Task inputs
▬▬▬▬▬▬▬▬▬▬

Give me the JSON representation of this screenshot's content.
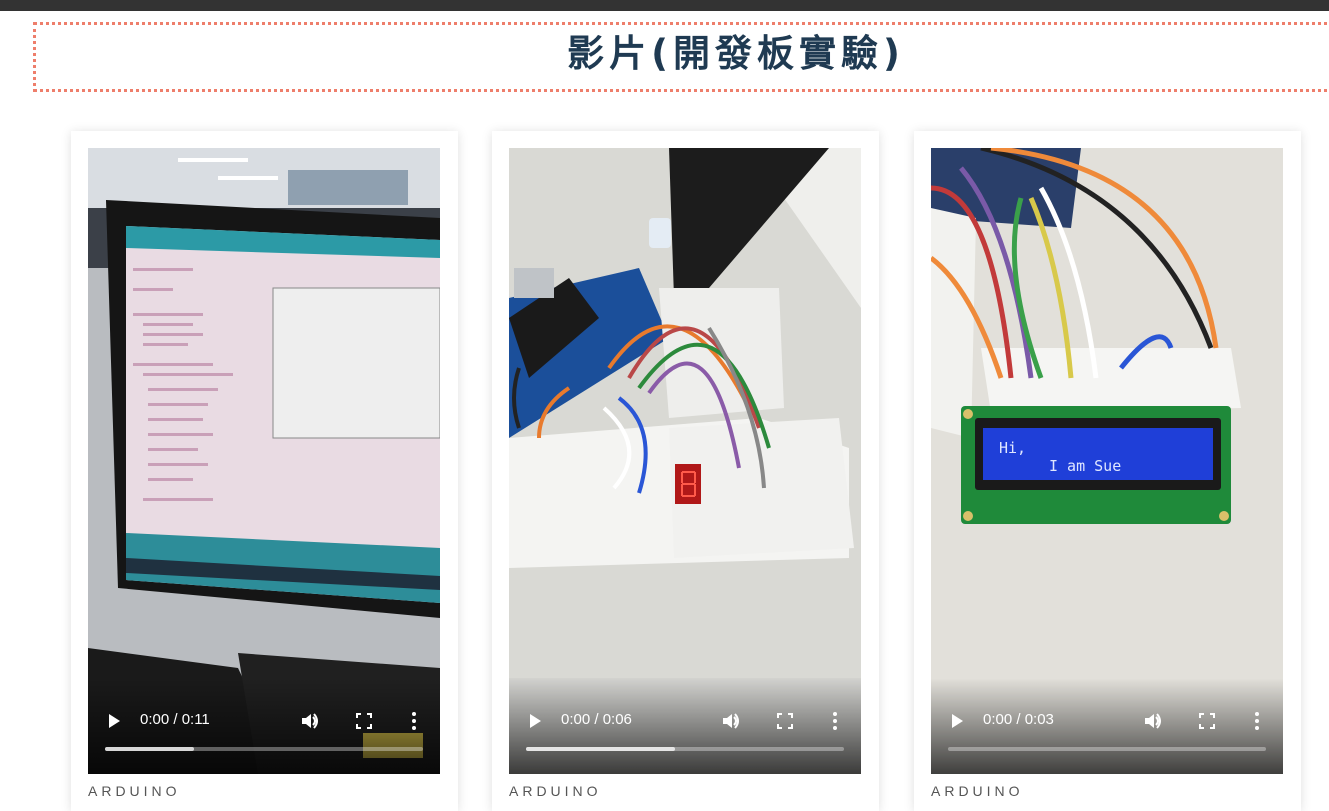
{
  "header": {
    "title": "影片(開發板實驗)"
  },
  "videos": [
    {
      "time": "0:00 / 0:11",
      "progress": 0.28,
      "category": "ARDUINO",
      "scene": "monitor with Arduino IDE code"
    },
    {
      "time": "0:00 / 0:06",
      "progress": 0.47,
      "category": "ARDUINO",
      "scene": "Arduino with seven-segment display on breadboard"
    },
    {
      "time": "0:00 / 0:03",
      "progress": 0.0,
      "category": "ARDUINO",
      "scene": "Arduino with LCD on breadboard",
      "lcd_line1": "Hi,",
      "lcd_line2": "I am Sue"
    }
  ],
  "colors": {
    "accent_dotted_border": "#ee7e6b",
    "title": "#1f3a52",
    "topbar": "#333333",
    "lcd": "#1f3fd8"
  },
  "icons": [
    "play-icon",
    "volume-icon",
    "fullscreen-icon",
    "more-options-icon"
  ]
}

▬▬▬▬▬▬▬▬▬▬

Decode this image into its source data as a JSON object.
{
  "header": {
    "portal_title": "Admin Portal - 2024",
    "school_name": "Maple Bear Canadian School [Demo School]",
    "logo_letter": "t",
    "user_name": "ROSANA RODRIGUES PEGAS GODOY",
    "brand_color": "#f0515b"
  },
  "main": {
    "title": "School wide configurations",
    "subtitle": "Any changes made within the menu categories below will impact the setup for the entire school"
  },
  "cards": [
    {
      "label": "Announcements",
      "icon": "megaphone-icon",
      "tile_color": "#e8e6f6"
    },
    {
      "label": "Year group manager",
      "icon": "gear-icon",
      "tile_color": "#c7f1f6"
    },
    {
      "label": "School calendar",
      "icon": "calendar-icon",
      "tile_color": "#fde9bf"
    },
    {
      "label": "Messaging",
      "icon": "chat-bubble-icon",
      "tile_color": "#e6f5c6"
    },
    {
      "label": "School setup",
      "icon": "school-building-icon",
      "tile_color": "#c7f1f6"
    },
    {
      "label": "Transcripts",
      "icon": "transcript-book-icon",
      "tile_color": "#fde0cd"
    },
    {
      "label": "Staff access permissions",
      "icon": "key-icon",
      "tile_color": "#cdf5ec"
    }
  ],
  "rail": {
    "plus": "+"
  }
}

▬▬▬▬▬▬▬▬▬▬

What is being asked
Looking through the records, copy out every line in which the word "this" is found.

Written reply
Give me the JSON representation of this screenshot's content.
Decode this image into its source data as a JSON object.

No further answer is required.